━━ Information shown ━━

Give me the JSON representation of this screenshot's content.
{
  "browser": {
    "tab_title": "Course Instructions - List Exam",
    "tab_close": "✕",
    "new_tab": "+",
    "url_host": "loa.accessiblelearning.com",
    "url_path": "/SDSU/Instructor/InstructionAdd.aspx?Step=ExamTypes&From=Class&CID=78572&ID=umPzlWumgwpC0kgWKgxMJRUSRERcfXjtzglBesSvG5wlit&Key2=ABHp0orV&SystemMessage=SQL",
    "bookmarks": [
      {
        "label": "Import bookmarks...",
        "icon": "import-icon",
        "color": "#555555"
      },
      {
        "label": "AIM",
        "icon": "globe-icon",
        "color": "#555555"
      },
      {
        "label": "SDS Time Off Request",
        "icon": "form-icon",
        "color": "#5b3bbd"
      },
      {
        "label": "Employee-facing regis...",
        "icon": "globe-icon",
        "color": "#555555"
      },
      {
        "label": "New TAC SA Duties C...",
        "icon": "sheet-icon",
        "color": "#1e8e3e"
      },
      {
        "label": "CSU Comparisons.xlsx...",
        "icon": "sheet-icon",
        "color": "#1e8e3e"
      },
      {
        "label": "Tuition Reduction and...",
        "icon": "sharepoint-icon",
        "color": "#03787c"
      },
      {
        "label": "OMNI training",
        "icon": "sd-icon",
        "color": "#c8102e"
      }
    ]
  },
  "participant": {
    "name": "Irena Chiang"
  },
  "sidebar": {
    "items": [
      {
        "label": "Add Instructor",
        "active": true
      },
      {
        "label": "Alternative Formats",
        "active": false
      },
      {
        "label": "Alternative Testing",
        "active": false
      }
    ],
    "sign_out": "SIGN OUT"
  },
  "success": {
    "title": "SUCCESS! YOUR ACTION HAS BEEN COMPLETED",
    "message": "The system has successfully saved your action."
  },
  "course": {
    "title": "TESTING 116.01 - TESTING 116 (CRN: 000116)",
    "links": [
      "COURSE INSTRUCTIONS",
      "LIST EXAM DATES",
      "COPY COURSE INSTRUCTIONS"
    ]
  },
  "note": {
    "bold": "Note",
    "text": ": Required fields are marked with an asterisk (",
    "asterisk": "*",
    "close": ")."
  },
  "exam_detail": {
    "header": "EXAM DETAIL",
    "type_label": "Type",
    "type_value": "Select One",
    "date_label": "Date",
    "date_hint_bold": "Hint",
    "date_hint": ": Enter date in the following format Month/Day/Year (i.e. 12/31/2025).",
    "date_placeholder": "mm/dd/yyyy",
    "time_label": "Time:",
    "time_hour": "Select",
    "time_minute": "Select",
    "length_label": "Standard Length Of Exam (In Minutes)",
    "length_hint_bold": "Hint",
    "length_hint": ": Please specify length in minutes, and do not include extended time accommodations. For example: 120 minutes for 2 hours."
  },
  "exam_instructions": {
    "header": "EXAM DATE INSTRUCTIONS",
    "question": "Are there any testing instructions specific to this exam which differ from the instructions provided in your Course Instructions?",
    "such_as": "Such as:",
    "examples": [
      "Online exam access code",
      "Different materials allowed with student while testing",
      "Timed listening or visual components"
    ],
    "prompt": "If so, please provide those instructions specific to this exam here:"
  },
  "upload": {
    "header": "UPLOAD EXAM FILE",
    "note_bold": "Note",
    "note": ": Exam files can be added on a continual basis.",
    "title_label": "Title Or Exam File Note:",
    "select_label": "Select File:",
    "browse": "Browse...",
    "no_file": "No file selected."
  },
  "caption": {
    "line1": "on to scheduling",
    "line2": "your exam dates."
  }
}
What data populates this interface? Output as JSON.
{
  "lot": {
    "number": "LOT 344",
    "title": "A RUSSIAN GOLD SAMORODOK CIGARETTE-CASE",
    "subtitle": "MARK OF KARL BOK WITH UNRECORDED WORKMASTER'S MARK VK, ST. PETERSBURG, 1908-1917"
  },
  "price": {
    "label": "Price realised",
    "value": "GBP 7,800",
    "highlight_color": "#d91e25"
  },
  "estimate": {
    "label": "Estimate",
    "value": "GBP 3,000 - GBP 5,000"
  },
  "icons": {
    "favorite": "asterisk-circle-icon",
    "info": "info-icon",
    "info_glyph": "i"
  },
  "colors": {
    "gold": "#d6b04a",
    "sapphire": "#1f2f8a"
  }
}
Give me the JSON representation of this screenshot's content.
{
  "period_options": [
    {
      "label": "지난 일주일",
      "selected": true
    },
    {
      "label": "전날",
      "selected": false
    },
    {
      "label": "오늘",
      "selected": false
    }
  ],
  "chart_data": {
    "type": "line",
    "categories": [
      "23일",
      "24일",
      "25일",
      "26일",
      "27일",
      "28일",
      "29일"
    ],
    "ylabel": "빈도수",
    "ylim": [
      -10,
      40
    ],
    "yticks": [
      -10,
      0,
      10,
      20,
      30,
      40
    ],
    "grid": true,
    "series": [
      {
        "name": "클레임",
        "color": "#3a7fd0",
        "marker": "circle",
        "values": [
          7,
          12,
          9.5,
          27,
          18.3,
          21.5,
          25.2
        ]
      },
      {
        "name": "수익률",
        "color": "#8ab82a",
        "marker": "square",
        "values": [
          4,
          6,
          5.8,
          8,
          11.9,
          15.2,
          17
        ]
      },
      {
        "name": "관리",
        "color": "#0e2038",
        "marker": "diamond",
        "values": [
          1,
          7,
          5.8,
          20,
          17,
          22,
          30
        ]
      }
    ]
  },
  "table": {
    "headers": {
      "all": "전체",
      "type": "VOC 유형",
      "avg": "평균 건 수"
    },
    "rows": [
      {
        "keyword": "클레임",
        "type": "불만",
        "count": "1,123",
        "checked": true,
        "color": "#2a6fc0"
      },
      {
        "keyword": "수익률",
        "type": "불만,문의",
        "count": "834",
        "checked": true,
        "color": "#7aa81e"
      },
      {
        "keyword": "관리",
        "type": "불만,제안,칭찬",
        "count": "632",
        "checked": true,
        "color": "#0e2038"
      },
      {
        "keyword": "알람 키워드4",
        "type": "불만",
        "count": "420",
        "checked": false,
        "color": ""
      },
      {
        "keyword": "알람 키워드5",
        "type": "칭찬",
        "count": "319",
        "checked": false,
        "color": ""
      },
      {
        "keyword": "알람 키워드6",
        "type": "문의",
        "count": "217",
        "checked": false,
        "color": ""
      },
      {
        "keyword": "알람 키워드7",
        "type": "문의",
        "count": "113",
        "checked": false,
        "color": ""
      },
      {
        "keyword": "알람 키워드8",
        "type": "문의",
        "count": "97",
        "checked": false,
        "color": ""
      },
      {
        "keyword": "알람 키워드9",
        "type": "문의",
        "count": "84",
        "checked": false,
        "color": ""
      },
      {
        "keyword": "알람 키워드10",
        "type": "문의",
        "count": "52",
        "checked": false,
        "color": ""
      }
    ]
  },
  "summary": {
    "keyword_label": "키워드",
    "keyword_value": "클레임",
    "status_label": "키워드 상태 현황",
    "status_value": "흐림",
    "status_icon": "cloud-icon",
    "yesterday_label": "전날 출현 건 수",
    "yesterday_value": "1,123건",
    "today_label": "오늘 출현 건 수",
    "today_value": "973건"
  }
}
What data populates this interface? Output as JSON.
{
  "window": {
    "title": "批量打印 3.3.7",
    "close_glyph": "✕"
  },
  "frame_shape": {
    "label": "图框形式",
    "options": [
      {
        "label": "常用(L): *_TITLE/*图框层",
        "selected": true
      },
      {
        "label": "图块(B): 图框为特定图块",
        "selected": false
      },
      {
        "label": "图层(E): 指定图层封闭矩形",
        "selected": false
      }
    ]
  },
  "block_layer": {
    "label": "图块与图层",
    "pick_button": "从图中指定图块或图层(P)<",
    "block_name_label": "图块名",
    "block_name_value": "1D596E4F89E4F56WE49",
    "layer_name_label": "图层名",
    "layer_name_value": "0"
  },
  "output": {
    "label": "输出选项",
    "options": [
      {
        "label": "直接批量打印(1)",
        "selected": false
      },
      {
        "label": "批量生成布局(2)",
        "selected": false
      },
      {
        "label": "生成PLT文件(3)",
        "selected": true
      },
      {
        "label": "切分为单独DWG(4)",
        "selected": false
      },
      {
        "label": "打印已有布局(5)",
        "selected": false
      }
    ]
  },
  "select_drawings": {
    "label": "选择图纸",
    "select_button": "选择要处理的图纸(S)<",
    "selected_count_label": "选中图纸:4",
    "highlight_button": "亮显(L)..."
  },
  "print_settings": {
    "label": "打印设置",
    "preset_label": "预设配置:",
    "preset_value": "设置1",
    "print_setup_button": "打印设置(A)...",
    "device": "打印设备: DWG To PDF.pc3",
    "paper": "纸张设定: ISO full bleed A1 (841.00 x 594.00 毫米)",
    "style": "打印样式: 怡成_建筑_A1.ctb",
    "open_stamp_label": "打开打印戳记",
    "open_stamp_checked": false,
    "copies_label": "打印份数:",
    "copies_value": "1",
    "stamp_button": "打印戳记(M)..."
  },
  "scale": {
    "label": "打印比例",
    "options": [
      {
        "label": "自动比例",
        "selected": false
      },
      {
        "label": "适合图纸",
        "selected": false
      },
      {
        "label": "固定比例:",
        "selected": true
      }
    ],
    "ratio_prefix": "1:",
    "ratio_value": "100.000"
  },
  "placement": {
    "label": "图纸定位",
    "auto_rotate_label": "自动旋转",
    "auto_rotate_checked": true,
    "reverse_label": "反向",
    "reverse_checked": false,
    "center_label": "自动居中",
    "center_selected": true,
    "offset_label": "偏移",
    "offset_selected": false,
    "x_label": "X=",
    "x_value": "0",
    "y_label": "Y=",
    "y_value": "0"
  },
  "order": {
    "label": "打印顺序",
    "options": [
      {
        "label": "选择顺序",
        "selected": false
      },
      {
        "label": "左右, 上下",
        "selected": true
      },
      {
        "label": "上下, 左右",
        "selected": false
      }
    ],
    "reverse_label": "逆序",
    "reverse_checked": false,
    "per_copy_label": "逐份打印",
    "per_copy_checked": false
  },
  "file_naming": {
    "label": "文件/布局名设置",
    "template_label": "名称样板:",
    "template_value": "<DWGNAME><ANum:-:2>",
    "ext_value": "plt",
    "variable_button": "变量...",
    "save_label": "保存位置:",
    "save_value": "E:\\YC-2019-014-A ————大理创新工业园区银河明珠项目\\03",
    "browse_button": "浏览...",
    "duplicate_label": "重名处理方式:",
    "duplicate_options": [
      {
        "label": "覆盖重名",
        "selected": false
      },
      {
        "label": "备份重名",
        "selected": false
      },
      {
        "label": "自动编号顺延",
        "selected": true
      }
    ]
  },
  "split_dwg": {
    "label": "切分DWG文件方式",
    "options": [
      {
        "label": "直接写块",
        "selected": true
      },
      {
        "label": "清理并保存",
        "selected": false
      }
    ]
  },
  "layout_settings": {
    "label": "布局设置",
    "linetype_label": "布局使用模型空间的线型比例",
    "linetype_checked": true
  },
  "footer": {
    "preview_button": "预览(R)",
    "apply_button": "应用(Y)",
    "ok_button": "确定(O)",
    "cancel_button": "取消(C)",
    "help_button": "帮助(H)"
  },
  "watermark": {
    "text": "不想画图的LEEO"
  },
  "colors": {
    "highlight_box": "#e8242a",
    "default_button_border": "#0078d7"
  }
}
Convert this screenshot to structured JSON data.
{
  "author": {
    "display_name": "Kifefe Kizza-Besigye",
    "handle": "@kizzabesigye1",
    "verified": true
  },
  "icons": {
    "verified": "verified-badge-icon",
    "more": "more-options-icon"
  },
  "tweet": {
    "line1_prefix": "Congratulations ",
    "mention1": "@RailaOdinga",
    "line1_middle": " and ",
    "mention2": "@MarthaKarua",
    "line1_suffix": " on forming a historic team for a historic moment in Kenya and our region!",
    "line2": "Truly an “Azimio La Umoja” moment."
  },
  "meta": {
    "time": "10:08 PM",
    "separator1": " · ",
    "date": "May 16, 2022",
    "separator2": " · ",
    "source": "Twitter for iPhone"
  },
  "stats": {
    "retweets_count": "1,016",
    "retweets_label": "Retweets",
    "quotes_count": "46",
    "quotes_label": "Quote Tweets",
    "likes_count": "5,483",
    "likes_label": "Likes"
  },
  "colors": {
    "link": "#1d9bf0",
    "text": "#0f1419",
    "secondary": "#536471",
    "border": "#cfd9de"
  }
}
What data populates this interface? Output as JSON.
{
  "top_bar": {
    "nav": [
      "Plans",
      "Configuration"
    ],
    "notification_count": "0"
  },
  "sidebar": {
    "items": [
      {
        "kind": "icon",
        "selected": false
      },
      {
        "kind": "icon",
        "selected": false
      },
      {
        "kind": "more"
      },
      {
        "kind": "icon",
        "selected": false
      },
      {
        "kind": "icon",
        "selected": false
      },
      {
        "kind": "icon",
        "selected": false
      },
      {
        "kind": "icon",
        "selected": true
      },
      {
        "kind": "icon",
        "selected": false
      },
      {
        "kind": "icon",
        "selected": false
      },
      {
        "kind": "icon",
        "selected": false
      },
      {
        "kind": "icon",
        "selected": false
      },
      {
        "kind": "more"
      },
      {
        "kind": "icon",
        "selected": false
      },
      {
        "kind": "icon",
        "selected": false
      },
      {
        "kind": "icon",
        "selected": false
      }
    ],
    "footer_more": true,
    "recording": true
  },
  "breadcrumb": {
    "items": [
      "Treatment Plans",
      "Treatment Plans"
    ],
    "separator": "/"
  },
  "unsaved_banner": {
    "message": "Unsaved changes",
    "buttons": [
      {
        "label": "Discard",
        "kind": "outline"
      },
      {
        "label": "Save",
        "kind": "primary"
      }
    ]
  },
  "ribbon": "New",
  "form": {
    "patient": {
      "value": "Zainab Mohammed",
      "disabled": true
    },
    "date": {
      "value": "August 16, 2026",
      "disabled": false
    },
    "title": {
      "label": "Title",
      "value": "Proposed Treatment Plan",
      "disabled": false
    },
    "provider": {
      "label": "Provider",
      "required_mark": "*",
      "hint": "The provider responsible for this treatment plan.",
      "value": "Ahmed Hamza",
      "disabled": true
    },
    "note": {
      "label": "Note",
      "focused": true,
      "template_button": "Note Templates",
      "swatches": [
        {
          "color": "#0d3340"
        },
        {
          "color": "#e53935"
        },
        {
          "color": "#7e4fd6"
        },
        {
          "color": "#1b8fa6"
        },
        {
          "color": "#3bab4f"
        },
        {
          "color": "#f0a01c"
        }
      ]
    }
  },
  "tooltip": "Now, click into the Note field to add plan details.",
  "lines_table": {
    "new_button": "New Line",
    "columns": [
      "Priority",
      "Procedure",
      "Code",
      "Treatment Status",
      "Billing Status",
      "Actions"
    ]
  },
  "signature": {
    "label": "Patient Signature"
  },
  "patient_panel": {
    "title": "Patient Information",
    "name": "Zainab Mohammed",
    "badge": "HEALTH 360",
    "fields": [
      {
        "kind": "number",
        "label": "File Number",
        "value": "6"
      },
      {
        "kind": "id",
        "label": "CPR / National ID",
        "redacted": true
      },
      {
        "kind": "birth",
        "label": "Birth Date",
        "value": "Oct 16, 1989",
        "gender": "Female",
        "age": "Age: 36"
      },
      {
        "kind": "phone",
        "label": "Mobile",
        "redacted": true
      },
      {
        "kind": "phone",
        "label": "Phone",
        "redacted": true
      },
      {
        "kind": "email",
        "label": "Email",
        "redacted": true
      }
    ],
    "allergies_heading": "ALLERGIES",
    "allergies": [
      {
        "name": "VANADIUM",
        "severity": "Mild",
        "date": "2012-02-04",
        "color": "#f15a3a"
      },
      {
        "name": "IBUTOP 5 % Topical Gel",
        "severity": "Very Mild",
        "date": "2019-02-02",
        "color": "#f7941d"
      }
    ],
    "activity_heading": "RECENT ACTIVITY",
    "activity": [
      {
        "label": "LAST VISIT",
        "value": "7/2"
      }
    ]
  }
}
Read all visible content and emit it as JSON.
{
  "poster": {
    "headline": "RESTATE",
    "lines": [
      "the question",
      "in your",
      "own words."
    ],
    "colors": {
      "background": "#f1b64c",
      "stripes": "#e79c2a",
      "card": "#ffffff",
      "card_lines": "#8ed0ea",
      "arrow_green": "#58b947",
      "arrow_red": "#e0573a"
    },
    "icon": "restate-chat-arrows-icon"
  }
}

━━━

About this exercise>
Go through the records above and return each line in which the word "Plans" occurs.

Finished exercise>
      "Plans",
      "Treatment Plans",
      "Treatment Plans"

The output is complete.